YOUR ASSIGNMENT: Which lines of the entries hold the string "tables"? Copy each one.

───

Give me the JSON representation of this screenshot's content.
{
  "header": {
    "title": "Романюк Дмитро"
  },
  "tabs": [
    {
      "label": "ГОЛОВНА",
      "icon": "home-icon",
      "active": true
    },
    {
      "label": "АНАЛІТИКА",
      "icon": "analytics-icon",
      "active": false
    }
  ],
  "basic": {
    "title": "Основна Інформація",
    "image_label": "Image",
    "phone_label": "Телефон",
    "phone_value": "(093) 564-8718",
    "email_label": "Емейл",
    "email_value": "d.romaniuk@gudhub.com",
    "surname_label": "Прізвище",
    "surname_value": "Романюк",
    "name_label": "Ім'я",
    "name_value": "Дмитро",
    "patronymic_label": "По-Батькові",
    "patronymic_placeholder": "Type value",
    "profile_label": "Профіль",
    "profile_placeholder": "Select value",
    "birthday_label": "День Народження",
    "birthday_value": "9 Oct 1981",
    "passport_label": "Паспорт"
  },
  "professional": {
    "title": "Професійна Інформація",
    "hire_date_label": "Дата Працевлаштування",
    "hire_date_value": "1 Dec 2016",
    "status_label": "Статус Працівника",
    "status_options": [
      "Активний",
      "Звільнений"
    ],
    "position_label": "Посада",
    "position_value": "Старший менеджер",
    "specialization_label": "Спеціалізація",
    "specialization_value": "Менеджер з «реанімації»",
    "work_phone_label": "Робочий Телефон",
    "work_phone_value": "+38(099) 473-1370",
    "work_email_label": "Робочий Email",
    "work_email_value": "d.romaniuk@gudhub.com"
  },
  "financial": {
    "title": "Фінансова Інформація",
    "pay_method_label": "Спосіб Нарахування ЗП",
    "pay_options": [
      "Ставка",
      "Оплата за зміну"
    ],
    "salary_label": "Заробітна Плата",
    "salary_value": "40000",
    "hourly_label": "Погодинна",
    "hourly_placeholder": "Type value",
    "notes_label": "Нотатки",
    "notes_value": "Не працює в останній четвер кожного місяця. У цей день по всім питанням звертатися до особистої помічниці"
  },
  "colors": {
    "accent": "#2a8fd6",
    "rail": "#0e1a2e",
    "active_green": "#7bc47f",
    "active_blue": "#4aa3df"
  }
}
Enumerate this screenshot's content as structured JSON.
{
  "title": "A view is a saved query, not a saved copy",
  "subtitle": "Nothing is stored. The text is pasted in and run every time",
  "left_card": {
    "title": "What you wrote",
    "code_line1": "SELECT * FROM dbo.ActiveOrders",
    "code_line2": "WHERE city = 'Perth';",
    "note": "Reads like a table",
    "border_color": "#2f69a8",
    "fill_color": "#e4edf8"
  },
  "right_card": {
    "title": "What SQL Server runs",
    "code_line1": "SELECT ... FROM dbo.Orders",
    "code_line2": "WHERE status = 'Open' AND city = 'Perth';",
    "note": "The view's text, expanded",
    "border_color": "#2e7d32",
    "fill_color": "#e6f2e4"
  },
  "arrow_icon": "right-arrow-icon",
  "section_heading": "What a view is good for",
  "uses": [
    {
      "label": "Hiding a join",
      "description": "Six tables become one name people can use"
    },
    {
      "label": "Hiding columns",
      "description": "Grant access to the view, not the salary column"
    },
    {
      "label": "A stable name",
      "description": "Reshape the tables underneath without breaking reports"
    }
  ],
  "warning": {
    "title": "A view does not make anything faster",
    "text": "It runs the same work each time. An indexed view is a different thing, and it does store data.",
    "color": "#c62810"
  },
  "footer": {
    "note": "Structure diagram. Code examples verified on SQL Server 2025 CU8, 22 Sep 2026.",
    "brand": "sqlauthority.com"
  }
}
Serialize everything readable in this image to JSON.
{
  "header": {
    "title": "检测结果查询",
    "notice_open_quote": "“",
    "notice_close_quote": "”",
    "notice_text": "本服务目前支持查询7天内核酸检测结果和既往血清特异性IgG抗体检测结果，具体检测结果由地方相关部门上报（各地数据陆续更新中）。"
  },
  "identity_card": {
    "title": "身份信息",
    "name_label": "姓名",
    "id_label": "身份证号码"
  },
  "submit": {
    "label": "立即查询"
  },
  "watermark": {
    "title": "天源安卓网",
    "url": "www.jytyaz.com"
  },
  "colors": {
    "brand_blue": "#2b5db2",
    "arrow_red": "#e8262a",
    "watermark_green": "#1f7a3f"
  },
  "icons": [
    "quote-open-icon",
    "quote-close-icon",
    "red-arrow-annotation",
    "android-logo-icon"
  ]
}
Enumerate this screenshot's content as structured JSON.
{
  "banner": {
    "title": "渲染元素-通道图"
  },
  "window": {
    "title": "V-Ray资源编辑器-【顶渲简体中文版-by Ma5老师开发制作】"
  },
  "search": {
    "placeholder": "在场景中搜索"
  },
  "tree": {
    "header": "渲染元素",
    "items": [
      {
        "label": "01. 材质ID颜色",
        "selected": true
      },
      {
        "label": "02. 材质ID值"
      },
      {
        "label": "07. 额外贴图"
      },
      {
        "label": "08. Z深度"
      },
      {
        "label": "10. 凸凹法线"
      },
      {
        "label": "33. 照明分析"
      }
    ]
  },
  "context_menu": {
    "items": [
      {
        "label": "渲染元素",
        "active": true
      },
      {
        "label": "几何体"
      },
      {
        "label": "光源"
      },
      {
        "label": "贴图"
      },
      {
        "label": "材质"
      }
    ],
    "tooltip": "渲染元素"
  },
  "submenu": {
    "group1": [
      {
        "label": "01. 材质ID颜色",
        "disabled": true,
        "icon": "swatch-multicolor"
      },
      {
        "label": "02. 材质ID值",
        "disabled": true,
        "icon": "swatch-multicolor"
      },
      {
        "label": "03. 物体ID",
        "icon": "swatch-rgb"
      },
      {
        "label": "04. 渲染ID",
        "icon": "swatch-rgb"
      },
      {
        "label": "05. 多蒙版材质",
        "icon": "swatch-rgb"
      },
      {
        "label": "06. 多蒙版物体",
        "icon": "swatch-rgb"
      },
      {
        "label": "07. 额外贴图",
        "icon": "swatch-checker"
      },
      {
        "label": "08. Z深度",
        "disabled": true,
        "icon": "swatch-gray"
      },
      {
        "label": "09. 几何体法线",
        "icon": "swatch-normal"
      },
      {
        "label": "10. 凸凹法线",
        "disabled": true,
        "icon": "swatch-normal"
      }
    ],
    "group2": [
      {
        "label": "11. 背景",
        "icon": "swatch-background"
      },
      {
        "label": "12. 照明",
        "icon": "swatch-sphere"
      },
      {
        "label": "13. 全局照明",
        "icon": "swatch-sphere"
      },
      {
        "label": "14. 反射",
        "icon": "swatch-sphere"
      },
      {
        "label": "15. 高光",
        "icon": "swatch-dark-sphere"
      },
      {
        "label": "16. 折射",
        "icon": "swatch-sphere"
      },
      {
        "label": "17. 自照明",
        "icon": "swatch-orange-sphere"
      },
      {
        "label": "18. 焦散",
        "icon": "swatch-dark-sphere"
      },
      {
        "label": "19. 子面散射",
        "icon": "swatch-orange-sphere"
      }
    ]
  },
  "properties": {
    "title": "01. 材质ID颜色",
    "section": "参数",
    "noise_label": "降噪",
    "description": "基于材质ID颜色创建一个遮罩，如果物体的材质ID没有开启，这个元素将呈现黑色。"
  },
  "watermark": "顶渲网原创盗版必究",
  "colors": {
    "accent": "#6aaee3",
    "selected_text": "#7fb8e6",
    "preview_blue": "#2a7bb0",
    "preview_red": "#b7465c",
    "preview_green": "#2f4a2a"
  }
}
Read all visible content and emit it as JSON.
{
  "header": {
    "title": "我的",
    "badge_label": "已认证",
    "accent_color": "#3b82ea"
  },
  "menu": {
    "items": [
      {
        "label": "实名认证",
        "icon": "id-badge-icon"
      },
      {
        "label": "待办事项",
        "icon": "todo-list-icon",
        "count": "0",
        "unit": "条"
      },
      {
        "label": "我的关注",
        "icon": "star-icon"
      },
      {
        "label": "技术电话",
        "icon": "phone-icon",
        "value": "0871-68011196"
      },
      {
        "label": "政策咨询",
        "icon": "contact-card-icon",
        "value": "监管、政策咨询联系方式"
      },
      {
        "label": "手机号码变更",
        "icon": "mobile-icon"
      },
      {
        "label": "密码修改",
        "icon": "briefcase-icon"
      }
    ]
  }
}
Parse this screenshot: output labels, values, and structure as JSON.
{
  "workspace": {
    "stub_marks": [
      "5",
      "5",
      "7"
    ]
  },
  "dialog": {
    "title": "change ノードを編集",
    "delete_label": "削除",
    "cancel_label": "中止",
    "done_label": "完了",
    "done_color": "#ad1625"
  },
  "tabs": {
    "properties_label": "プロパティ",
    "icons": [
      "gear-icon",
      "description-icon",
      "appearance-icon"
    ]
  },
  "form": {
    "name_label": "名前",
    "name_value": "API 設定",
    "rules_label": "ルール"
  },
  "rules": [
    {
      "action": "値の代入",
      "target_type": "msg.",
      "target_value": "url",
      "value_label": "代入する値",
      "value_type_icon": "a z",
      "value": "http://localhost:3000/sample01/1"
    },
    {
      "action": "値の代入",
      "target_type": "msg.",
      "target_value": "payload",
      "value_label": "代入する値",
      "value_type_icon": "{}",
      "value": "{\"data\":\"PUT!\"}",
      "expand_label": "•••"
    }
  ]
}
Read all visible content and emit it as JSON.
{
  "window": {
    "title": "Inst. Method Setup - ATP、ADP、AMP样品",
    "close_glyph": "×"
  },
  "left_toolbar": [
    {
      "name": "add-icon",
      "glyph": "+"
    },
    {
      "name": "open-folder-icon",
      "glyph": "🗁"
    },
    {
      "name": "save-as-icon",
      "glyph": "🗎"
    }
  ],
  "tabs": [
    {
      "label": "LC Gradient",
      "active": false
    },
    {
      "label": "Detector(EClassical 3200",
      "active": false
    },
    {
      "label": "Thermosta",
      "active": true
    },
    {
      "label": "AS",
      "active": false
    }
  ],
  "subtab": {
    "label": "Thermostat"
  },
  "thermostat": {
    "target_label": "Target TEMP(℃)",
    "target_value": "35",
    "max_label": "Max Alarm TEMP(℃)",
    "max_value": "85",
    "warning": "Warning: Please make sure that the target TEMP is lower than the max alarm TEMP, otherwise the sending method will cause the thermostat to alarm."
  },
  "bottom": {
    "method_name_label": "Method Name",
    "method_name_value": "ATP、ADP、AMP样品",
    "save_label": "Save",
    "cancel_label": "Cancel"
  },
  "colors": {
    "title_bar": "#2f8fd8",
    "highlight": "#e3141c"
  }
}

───

ANSWER TO THIS EXERCISE:
      "description": "Six tables become one name people can use"
      "description": "Reshape the tables underneath without breaking reports"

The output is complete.